Work instruction ▸ Reproduce the entries that follow verbatim, down to the final line.

Exercise data ▸
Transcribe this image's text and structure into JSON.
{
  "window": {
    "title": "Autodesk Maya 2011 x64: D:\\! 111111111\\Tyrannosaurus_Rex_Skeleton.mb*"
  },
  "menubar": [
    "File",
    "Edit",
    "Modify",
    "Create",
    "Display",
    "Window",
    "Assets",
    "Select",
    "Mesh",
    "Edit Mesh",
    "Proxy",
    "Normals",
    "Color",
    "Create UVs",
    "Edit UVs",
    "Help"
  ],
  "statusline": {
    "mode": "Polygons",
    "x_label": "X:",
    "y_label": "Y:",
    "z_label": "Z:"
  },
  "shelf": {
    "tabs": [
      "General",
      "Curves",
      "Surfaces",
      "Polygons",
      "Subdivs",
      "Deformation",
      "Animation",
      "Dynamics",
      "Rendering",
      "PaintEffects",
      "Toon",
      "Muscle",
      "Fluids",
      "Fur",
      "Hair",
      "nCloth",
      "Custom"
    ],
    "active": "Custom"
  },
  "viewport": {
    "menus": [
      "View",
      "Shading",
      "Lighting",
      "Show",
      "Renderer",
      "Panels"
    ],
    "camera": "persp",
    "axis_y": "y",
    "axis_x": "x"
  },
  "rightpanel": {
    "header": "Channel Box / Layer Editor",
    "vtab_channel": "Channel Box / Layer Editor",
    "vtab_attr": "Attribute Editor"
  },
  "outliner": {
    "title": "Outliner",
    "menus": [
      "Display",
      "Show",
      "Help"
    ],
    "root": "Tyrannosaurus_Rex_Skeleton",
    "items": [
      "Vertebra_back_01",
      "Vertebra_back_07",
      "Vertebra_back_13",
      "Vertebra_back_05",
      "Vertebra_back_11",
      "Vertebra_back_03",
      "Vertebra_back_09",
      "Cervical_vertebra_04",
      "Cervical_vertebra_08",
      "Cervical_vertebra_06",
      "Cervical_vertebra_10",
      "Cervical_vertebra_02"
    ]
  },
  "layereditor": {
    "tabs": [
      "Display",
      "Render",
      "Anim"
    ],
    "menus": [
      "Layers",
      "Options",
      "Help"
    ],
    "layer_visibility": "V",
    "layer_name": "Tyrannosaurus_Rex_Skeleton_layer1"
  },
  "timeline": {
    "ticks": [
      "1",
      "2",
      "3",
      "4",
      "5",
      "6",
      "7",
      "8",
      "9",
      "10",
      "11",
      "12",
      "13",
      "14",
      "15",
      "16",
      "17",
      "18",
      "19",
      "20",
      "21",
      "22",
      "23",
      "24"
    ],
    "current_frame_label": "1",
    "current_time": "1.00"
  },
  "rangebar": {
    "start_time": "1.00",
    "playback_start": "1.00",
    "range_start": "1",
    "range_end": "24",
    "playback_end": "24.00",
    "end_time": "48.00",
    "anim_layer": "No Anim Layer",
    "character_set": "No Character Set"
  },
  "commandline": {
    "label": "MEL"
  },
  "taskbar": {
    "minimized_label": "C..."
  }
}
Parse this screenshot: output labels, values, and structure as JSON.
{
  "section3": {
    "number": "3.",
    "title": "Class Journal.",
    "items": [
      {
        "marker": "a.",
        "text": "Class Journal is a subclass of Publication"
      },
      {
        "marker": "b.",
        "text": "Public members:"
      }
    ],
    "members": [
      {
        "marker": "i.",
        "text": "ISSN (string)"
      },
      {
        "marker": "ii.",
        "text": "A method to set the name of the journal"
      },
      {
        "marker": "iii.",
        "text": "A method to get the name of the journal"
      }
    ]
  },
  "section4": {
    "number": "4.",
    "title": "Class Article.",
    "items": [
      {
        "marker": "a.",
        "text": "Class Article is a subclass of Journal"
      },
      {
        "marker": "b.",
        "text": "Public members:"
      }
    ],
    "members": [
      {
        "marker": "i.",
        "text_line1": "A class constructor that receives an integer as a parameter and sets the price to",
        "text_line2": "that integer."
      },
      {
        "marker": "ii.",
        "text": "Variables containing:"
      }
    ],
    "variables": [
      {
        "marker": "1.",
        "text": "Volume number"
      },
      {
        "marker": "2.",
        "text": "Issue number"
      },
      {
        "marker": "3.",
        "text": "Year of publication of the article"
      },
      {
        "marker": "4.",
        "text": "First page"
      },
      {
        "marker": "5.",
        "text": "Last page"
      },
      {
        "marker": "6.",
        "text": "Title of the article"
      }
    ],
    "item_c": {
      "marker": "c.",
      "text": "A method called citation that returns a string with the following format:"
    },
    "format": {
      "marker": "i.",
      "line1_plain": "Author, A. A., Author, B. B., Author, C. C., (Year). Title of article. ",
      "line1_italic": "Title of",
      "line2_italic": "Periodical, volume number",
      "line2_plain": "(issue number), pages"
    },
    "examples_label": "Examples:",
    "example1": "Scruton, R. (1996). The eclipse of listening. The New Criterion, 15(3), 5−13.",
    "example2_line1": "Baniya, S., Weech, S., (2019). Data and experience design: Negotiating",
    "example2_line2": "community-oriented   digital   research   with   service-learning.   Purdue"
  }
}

Your response ▸
Transcribe this image's text and structure into JSON.
{
  "window": {
    "title": "Autodesk Maya 2011 x64: D:\\! 111111111\\Tyrannosaurus_Rex_Skeleton.mb*"
  },
  "menubar": [
    "File",
    "Edit",
    "Modify",
    "Create",
    "Display",
    "Window",
    "Assets",
    "Select",
    "Mesh",
    "Edit Mesh",
    "Proxy",
    "Normals",
    "Color",
    "Create UVs",
    "Edit UVs",
    "Help"
  ],
  "statusline": {
    "mode": "Polygons",
    "x_label": "X:",
    "y_label": "Y:",
    "z_label": "Z:"
  },
  "shelf": {
    "tabs": [
      "General",
      "Curves",
      "Surfaces",
      "Polygons",
      "Subdivs",
      "Deformation",
      "Animation",
      "Dynamics",
      "Rendering",
      "PaintEffects",
      "Toon",
      "Muscle",
      "Fluids",
      "Fur",
      "Hair",
      "nCloth",
      "Custom"
    ],
    "active": "Custom"
  },
  "viewport": {
    "menus": [
      "View",
      "Shading",
      "Lighting",
      "Show",
      "Renderer",
      "Panels"
    ],
    "camera": "persp",
    "axis_y": "y",
    "axis_x": "x"
  },
  "rightpanel": {
    "header": "Channel Box / Layer Editor",
    "vtab_channel": "Channel Box / Layer Editor",
    "vtab_attr": "Attribute Editor"
  },
  "outliner": {
    "title": "Outliner",
    "menus": [
      "Display",
      "Show",
      "Help"
    ],
    "root": "Tyrannosaurus_Rex_Skeleton",
    "items": [
      "Vertebra_back_01",
      "Vertebra_back_07",
      "Vertebra_back_13",
      "Vertebra_back_05",
      "Vertebra_back_11",
      "Vertebra_back_03",
      "Vertebra_back_09",
      "Cervical_vertebra_04",
      "Cervical_vertebra_08",
      "Cervical_vertebra_06",
      "Cervical_vertebra_10",
      "Cervical_vertebra_02"
    ]
  },
  "layereditor": {
    "tabs": [
      "Display",
      "Render",
      "Anim"
    ],
    "menus": [
      "Layers",
      "Options",
      "Help"
    ],
    "layer_visibility": "V",
    "layer_name": "Tyrannosaurus_Rex_Skeleton_layer1"
  },
  "timeline": {
    "ticks": [
      "1",
      "2",
      "3",
      "4",
      "5",
      "6",
      "7",
      "8",
      "9",
      "10",
      "11",
      "12",
      "13",
      "14",
      "15",
      "16",
      "17",
      "18",
      "19",
      "20",
      "21",
      "22",
      "23",
      "24"
    ],
    "current_frame_label": "1",
    "current_time": "1.00"
  },
  "rangebar": {
    "start_time": "1.00",
    "playback_start": "1.00",
    "range_start": "1",
    "range_end": "24",
    "playback_end": "24.00",
    "end_time": "48.00",
    "anim_layer": "No Anim Layer",
    "character_set": "No Character Set"
  },
  "commandline": {
    "label": "MEL"
  },
  "taskbar": {
    "minimized_label": "C..."
  }
}
Parse this screenshot: output labels, values, and structure as JSON.
{
  "section3": {
    "number": "3.",
    "title": "Class Journal.",
    "items": [
      {
        "marker": "a.",
        "text": "Class Journal is a subclass of Publication"
      },
      {
        "marker": "b.",
        "text": "Public members:"
      }
    ],
    "members": [
      {
        "marker": "i.",
        "text": "ISSN (string)"
      },
      {
        "marker": "ii.",
        "text": "A method to set the name of the journal"
      },
      {
        "marker": "iii.",
        "text": "A method to get the name of the journal"
      }
    ]
  },
  "section4": {
    "number": "4.",
    "title": "Class Article.",
    "items": [
      {
        "marker": "a.",
        "text": "Class Article is a subclass of Journal"
      },
      {
        "marker": "b.",
        "text": "Public members:"
      }
    ],
    "members": [
      {
        "marker": "i.",
        "text_line1": "A class constructor that receives an integer as a parameter and sets the price to",
        "text_line2": "that integer."
      },
      {
        "marker": "ii.",
        "text": "Variables containing:"
      }
    ],
    "variables": [
      {
        "marker": "1.",
        "text": "Volume number"
      },
      {
        "marker": "2.",
        "text": "Issue number"
      },
      {
        "marker": "3.",
        "text": "Year of publication of the article"
      },
      {
        "marker": "4.",
        "text": "First page"
      },
      {
        "marker": "5.",
        "text": "Last page"
      },
      {
        "marker": "6.",
        "text": "Title of the article"
      }
    ],
    "item_c": {
      "marker": "c.",
      "text": "A method called citation that returns a string with the following format:"
    },
    "format": {
      "marker": "i.",
      "line1_plain": "Author, A. A., Author, B. B., Author, C. C., (Year). Title of article. ",
      "line1_italic": "Title of",
      "line2_italic": "Periodical, volume number",
      "line2_plain": "(issue number), pages"
    },
    "examples_label": "Examples:",
    "example1": "Scruton, R. (1996). The eclipse of listening. The New Criterion, 15(3), 5−13.",
    "example2_line1": "Baniya, S., Weech, S., (2019). Data and experience design: Negotiating",
    "example2_line2": "community-oriented   digital   research   with   service-learning.   Purdue"
  }
}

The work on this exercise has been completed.